I would you knew my Saviour! my Jesus! the Saviour I know, the Jesus I know—my blessed, precious Saviour. Now just tell me, would not you like to know Him? Does not your heart sometimes long to know rest and peace? You will find it nowhere else; but you will find rest in knowing Him. Do you tremble as you think of meeting these two plagues more—these two coming plagues, from which there is no escape? Then listen to this. “So Christ was once offered to bear the sins of many.” “So Christ.” If my sins demand death and judgment—so Christ was once offered, bearing sins, and enduring judgment from the hand of God to bring me salvation! “I am content,” I say—“I am content.” Beneath the shelter of that precious blood I will crouch—I am safe, I am happy. I am to stay in the house until the morning peaceful and happy, keeping the feast within—feeding on Christ, enjoying Christ—feasting on Him each day.
“None of you shall go out at the door of his house until the morning,” was the word of counsel to Israel.
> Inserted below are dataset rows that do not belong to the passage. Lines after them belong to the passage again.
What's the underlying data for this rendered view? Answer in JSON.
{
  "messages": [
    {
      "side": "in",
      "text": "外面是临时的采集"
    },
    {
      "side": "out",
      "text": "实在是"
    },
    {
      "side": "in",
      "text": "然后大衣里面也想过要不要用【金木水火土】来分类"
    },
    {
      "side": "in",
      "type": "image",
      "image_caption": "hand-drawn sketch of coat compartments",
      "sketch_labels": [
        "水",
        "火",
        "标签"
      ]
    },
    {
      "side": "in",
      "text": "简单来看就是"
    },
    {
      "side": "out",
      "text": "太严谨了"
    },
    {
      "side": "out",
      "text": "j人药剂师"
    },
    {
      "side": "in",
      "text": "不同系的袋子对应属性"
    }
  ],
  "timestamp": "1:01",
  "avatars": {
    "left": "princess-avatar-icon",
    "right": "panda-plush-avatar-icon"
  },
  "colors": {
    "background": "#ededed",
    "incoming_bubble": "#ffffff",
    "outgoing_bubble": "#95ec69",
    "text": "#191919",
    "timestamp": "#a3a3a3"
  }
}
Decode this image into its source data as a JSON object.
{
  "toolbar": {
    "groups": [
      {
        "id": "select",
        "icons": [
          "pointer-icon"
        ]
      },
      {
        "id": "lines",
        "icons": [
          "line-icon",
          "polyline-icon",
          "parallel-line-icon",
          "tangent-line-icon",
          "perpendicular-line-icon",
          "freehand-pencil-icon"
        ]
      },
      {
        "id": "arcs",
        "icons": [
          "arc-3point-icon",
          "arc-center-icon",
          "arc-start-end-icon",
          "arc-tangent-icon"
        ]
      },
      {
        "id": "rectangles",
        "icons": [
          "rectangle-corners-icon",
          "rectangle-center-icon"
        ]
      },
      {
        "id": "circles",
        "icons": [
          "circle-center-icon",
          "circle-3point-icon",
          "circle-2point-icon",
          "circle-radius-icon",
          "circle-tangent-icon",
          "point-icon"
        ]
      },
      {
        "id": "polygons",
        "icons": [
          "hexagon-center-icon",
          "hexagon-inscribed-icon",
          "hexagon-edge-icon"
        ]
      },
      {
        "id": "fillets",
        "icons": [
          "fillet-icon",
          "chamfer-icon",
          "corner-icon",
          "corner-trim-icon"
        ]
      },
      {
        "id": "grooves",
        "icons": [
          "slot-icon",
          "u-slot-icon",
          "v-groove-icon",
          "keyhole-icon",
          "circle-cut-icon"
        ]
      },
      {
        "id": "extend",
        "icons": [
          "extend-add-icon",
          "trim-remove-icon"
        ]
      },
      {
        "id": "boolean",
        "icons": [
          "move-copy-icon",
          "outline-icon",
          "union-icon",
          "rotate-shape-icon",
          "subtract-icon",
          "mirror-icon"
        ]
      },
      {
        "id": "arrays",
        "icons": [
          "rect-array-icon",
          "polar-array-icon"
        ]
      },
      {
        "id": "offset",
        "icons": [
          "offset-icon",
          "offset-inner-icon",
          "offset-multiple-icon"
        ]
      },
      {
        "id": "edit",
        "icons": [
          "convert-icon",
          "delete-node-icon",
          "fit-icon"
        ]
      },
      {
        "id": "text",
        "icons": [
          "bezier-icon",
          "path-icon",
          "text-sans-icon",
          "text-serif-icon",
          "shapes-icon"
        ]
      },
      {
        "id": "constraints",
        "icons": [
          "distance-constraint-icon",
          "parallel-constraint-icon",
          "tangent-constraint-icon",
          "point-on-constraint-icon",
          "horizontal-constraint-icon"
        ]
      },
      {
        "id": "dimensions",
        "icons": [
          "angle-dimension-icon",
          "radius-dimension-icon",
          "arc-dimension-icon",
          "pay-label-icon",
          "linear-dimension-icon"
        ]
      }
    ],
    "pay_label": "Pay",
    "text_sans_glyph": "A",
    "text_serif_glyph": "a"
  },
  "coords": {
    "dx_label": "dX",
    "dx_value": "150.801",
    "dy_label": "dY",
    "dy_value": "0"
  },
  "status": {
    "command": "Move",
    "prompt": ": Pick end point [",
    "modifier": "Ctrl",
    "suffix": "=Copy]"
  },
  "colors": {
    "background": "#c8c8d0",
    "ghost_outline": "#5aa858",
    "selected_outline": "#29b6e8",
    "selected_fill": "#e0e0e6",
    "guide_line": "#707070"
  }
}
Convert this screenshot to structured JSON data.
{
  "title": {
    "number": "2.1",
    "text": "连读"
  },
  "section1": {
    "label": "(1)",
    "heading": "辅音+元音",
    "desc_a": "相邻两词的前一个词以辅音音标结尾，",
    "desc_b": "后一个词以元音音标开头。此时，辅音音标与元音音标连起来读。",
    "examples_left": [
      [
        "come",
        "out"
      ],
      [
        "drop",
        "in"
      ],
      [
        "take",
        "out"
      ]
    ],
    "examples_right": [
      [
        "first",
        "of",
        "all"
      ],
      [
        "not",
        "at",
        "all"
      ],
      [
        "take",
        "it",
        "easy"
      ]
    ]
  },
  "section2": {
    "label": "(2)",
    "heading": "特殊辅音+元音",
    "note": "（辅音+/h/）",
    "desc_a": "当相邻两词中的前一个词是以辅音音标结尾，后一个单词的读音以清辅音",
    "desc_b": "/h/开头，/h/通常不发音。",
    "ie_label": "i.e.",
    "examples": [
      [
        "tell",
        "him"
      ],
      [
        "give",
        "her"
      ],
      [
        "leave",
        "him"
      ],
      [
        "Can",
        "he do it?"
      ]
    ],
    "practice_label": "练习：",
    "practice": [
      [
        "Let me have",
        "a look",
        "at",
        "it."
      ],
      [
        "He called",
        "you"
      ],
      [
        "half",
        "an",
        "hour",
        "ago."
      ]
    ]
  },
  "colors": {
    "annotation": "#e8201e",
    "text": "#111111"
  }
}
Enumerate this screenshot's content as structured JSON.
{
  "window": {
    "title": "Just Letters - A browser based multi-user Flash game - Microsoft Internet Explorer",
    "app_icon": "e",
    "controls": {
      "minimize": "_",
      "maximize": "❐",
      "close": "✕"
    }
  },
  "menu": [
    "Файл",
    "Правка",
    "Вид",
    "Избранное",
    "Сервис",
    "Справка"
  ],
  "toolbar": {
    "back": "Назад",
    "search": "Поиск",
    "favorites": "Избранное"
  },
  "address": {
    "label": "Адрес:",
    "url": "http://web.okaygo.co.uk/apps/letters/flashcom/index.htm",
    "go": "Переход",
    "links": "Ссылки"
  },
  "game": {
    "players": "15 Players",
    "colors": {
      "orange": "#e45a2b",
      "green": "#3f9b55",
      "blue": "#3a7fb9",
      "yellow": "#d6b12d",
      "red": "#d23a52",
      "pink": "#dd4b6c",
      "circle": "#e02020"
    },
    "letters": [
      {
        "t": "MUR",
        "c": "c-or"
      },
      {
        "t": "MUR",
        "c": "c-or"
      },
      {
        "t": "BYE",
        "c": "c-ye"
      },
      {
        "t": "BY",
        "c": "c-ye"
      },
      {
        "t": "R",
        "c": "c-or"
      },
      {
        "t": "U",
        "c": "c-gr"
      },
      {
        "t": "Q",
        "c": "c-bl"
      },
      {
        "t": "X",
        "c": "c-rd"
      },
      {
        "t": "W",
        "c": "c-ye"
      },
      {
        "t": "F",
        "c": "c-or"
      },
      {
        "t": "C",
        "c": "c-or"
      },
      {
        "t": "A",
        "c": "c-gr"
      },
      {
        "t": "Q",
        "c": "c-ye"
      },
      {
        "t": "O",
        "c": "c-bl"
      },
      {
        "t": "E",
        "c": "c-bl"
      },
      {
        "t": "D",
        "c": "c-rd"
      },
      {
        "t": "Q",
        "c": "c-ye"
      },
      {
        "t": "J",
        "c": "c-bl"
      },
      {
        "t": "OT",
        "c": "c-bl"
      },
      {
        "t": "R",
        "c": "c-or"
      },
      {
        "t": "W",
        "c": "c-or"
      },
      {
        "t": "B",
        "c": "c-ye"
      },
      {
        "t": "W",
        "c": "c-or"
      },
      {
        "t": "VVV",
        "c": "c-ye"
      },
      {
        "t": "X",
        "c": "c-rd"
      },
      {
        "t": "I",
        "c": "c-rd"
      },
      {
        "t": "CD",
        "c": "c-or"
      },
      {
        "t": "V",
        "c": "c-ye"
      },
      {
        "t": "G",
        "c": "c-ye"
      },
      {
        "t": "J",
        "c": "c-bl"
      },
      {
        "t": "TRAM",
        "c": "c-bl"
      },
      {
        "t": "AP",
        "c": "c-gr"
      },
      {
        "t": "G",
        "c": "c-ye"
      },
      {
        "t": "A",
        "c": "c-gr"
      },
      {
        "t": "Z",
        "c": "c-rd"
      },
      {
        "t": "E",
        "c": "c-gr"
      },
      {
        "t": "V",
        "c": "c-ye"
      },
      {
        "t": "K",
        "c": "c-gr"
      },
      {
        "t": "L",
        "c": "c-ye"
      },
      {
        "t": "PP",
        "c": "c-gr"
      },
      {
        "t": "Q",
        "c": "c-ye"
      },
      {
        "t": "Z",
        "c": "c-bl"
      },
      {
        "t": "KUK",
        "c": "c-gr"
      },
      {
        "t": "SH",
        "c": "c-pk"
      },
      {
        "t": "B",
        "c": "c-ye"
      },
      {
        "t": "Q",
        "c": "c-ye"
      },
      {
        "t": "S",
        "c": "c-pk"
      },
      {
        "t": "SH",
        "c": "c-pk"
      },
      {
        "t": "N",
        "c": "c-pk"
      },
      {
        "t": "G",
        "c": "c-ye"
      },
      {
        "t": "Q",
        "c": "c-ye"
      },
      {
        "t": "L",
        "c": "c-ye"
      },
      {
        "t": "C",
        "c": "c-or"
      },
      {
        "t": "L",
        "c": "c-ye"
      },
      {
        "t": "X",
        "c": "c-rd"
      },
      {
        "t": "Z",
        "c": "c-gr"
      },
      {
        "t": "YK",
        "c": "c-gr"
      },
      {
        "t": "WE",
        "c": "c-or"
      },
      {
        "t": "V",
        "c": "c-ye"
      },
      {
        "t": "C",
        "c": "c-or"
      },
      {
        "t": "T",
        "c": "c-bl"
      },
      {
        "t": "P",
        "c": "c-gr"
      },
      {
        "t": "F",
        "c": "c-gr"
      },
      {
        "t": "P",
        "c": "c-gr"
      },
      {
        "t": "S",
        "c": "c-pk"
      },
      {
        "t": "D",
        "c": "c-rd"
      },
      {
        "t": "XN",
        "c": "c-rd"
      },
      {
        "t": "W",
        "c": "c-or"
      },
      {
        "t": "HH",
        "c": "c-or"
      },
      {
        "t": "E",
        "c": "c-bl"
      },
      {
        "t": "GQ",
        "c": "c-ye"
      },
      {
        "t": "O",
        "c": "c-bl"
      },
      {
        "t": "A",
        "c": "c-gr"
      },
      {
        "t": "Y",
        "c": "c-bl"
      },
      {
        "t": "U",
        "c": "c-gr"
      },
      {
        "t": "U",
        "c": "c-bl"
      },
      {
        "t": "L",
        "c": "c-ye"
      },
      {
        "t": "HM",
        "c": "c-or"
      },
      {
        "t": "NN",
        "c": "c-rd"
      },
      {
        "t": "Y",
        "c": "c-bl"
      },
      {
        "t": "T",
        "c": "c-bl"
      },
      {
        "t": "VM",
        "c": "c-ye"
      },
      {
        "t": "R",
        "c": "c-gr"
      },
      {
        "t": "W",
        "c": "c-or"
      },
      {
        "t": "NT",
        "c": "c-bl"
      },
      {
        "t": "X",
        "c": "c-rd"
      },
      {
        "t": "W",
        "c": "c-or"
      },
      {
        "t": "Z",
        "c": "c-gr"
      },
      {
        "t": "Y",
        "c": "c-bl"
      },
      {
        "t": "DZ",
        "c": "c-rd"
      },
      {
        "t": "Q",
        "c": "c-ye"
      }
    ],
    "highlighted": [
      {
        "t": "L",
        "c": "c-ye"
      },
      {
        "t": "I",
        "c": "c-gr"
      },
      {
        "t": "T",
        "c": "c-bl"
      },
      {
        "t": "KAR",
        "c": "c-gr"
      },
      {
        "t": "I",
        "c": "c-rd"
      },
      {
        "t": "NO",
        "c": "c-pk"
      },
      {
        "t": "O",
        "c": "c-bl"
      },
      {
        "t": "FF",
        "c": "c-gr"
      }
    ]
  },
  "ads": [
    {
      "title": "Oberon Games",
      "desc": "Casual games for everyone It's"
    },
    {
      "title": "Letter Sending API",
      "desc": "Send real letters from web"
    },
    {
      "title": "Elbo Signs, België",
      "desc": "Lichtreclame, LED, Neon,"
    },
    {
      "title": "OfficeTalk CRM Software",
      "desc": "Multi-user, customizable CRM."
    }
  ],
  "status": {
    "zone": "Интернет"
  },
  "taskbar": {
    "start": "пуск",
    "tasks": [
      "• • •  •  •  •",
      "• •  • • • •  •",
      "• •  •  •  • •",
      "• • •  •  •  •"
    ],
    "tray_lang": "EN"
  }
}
Outside there is only death and destruction. The long dark time of Jesus’ absence He calls the night. In the morning Jesus will come and take us right out of the scene, and until then we are to remain in the house. Safely resting beneath the shelter of that blood, done with the world, we only wait till the morning, that bright and sunny morning, when He shall come to take us into the Father’s house—when we shall hear His own voice calling us: “Rise up, my love, my fair one, and come away, for, lo, the winter is past, the rain is over and gone; the flowers appear on the earth, the time of the singing of birds is come, and the voice of the turtledove is heard in our land.”
“Ah!” you say, “I would like to be there in that morning.” Well, if you would be there then, decide for Jesus now. Who can say you will get another opportunity? And mark! mark well! there are two plagues more. Two plagues more! but not for me. Christ has taken those two plagues for me, and now what is a Christian looking for? Looking for Him “To them that look for him shall he appear the second time without sin unto salvation.” An unconverted man is looking for two plagues more—he may shut his eyes to the fact—but there they are before him. Do you ask me, “What about the two plagues for you?” I answer, “They are behind me; Jesus has taken them for me, and I am looking for Him!”
May the Lord bless this appeal to you, dear reader, and give you strength and courage to come clean out of the world, and to live only to please and serve and follow Him. Do you think that is hard work and dreadful bondage? That is because you know nothing about it. It is hard work and dreadful bondage to labour in the brick-kilns of the world, and then go down into the depths of hell at the end. I call that dreadful bondage to go on serving Satan now, and then to go down with him where no drop of water shall ever cool your tongue—where the voice of God is never heard—into the darkness of an eternal night, which no ray of light shall ever penetrate. Shut out from Jesus? Yes, shut out from Him for ever then! Oh decide for Him now. You must decide for yourself; no one can decide for you. What a difference! Shut out from Him for ever in the depths of hell, or going to be for ever with Him! Oh will you not decide? I made my choice long ago; so now I know that death and judgment are behind me, and only Jesus before me. Will you not make your choice and choose Him just now? The Lord grant it. God has provided the “Blood,” do you use the “Hyssop,” and sprinkle it in faith on the “Lintel” of your heart, and you will have present and eternal peace, for God says:—
“WHEN I SEE THE BLOOD I WILL PASS OVER.”
The Gospel Messenger 1886, p. 169